On the other hand, M’Cheyne’s prayer struck a chord in my heart today. It acknowledged the lifelong struggle we have with sin and self (pardoned sinner) but it also challenged me to indeed struggle—not to settle with mediocre live-as-close-to-the-world-as-I-can living. M’Cheyne challenged me to run to win; to strive for the high calling of God; to be all that I can be as a Christian.
Antoine de Saint-Exupery, one of the pioneering aviators of the early 20th century, once said:
- “If you want to build a ship, don’t drum up people to collect wood and don’t assign them tasks and work, but rather, teach them to long for the immensity of the sea.”

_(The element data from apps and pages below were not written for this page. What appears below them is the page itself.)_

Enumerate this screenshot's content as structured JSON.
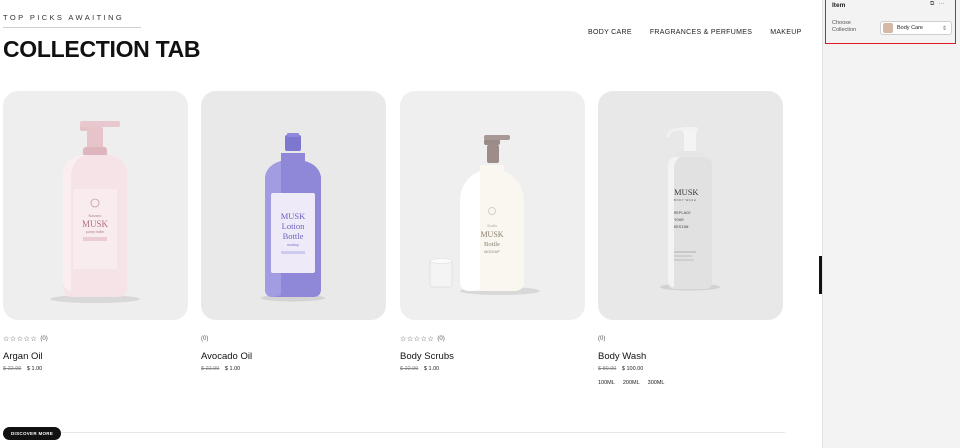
{
  "header": {
    "kicker": "TOP PICKS AWAITING",
    "title": "COLLECTION TAB"
  },
  "tabs": [
    "BODY CARE",
    "FRAGRANCES & PERFUMES",
    "MAKEUP"
  ],
  "products": [
    {
      "name": "Argan Oil",
      "stars": "☆☆☆☆☆",
      "review_count": "(0)",
      "old_price": "$ 22.99",
      "price": "$ 1.00",
      "label_brand": "Navaro",
      "label_main": "MUSK",
      "label_sub": "pump bottle"
    },
    {
      "name": "Avocado Oil",
      "stars": "",
      "review_count": "(0)",
      "old_price": "$ 22.99",
      "price": "$ 1.00",
      "label_main1": "MUSK",
      "label_main2": "Lotion",
      "label_main3": "Bottle",
      "label_sub": "mockup"
    },
    {
      "name": "Body Scrubs",
      "stars": "☆☆☆☆☆",
      "review_count": "(0)",
      "old_price": "$ 22.99",
      "price": "$ 1.00",
      "label_brand": "Sodio",
      "label_main1": "MUSK",
      "label_main2": "Bottle",
      "label_sub": "MOCKUP"
    },
    {
      "name": "Body Wash",
      "stars": "",
      "review_count": "(0)",
      "old_price": "$ 80.00",
      "price": "$ 100.00",
      "label_main": "MUSK",
      "label_sub": "BODY WASH",
      "label_lines": [
        "REPLACE",
        "YOUR",
        "DESIGN"
      ],
      "variants": [
        "100ML",
        "200ML",
        "300ML"
      ]
    }
  ],
  "discover_label": "DISCOVER MORE",
  "panel": {
    "title": "Item",
    "icons": [
      "copy-icon",
      "more-icon"
    ],
    "icon_glyphs": [
      "⧉",
      "···"
    ],
    "field_label_line1": "Choose",
    "field_label_line2": "Collection",
    "field_value": "Body Care",
    "chevron": "⇕"
  },
  "colors": {
    "highlight_border": "#e0162b",
    "bottle_pink": "#f4dde1",
    "bottle_purple": "#8e88d8",
    "bottle_cream": "#f8f6ef",
    "bottle_grey": "#e4e4e4"
  }
}
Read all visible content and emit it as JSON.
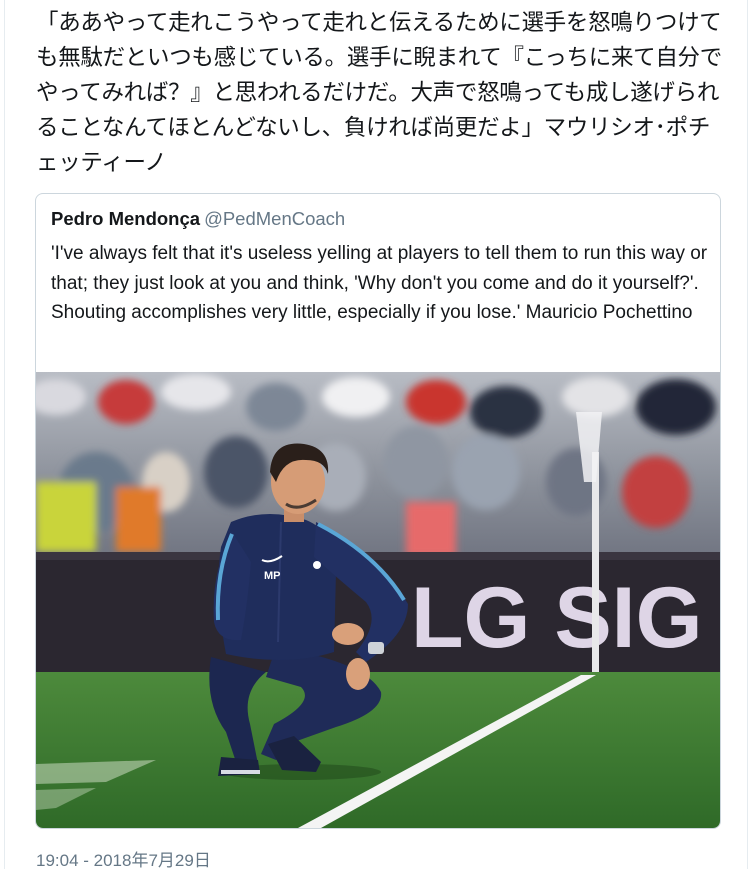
{
  "tweet": {
    "text": "「ああやって走れこうやって走れと伝えるために選手を怒鳴りつけても無駄だといつも感じている。選手に睨まれて『こっちに来て自分でやってみれば？』と思われるだけだ。大声で怒鳴っても成し遂げられることなんてほとんどないし、負ければ尚更だよ」マウリシオ･ポチェッティーノ",
    "timestamp": "19:04 - 2018年7月29日"
  },
  "quoted_tweet": {
    "name": "Pedro Mendonça",
    "handle": "@PedMenCoach",
    "text": "'I've always felt that it's useless yelling at players to tell them to run this way or that; they just look at you and think, 'Why don't you come and do it yourself?'. Shouting accomplishes very little, especially if you lose.' Mauricio Pochettino",
    "photo": {
      "board_text": "LG SIG",
      "jacket_initials": "MP"
    }
  },
  "colors": {
    "text": "#14171a",
    "secondary": "#657786",
    "border": "#ccd6dd",
    "pitch": "#3f7a32",
    "jacket": "#1f2d5c"
  }
}
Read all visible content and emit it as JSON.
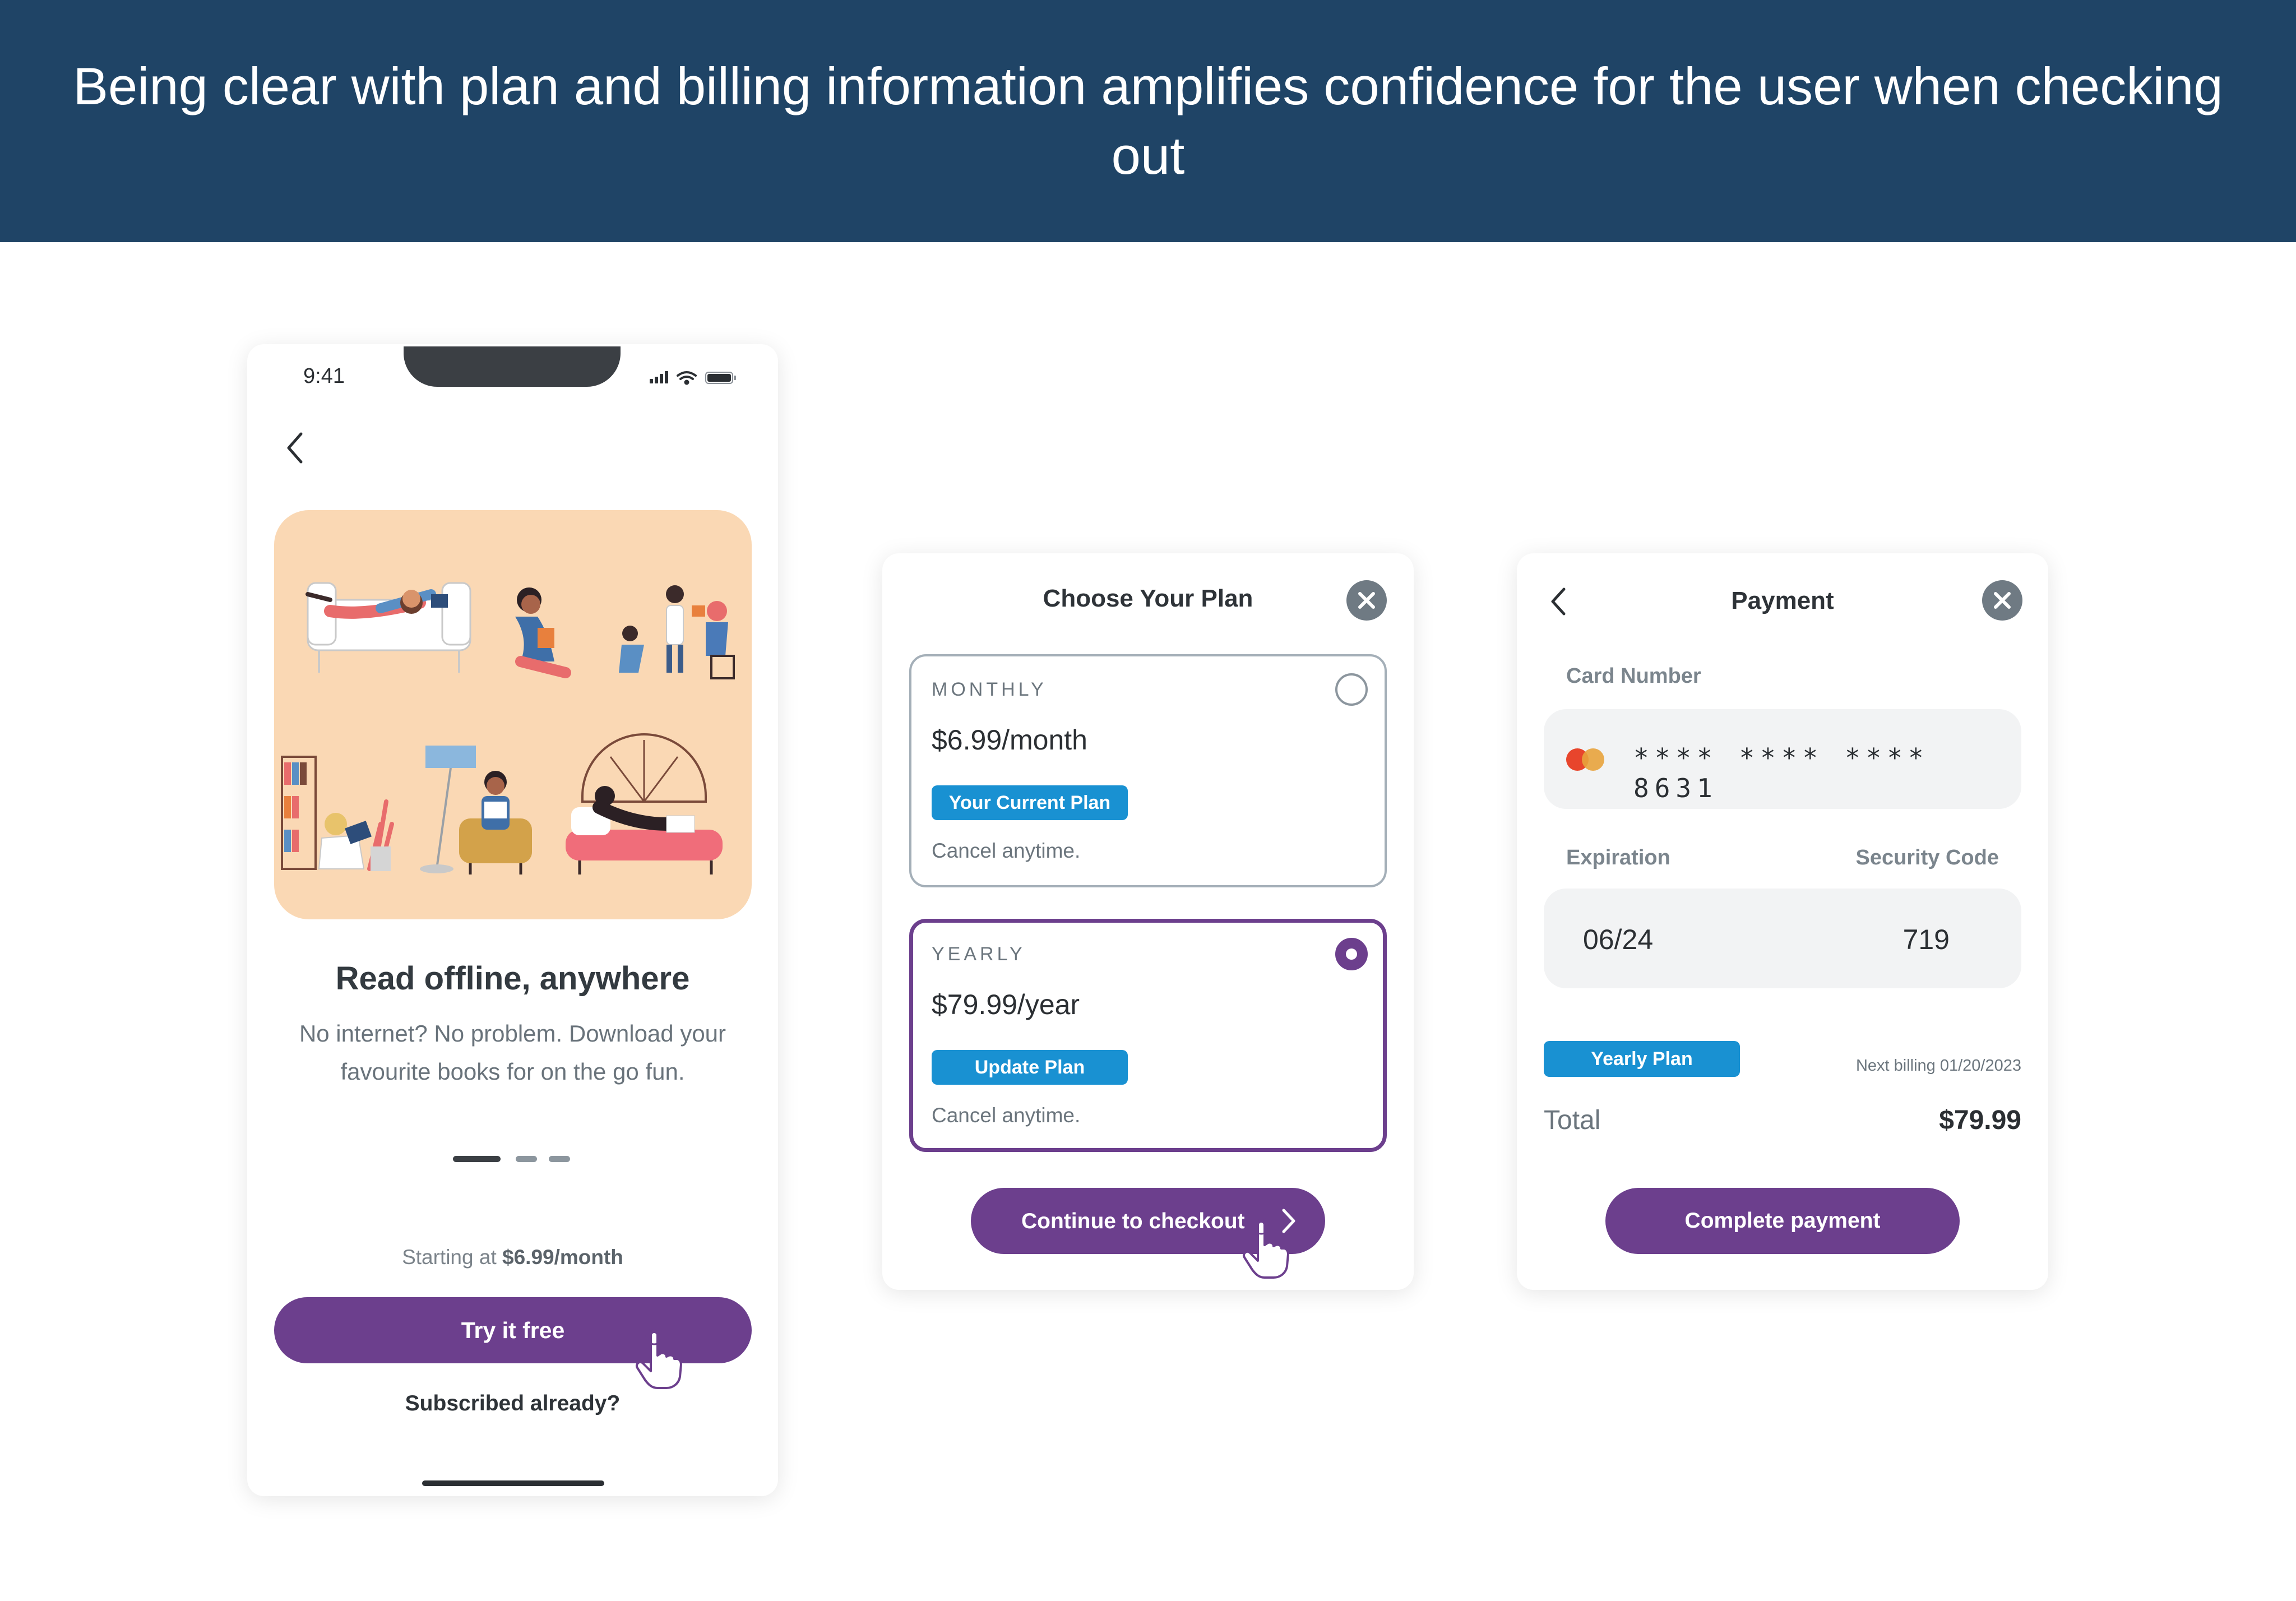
{
  "banner": {
    "text": "Being clear with plan and billing information amplifies confidence for the user when checking out"
  },
  "phone": {
    "status_time": "9:41",
    "title": "Read offline, anywhere",
    "description": "No internet? No problem. Download your favourite books for on the go fun.",
    "pager": {
      "count": 3,
      "active_index": 0
    },
    "starting_prefix": "Starting at ",
    "starting_price": "$6.99/month",
    "try_button": "Try it free",
    "subscribed_link": "Subscribed already?"
  },
  "plan_card": {
    "title": "Choose Your Plan",
    "plans": [
      {
        "period": "MONTHLY",
        "price": "$6.99/month",
        "badge": "Your Current Plan",
        "note": "Cancel anytime.",
        "selected": false
      },
      {
        "period": "YEARLY",
        "price": "$79.99/year",
        "badge": "Update Plan",
        "note": "Cancel anytime.",
        "selected": true
      }
    ],
    "checkout_button": "Continue to checkout"
  },
  "payment_card": {
    "title": "Payment",
    "card_number_label": "Card Number",
    "card_number_masked": "**** **** **** 8631",
    "expiration_label": "Expiration",
    "security_code_label": "Security Code",
    "expiration_value": "06/24",
    "security_code_value": "719",
    "plan_badge": "Yearly Plan",
    "next_billing": "Next billing 01/20/2023",
    "total_label": "Total",
    "total_value": "$79.99",
    "complete_button": "Complete payment"
  },
  "icons": {
    "back": "chevron-left-icon",
    "close": "close-icon",
    "pointer": "hand-pointer-icon",
    "card_brand": "mastercard-icon"
  },
  "colors": {
    "banner_bg": "#1f4466",
    "accent_purple": "#6c3f8d",
    "badge_blue": "#1991d2",
    "hero_bg": "#fad8b4"
  }
}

M’Cheyne’s prayer stirred a longing for the “immensity of the sea” in my heart this morning. I don’t want to spend my life paddling around in mud puddles of half-hearted, lukewarm, low-commitment Christianity; I want to set sail upon the sea of God holiness and see where giving my all; giving my best for the sake of Christ will lead.
The ONE THING for today: Will you join me?
Philippians 3:7-11 (NKJV)
7 But what things were gain to me, these I have counted loss for Christ. 8 Yet indeed I also count all things loss for the excellence of the knowledge of Christ Jesus my Lord, for whom I have suffered the loss of all things, and count them as rubbish, that I may gain Christ 9 and be found in Him, not having my own righteousness, which is from the law, but that which is through faith in Christ, the righteousness which is from God by faith; 10 that I may know Him and the power of His resurrection, and the fellowship of His sufferings, being conformed to His death, 11 if, by any means, I may attain to the resurrection from the dead.
Note: If you are interested in reading more of M’Cheyne’s writings I recommend, Andrew Bonar’s book: “Memoir & Remains of Robert Murray M’Cheyne” available through The Banner of Truth Trust.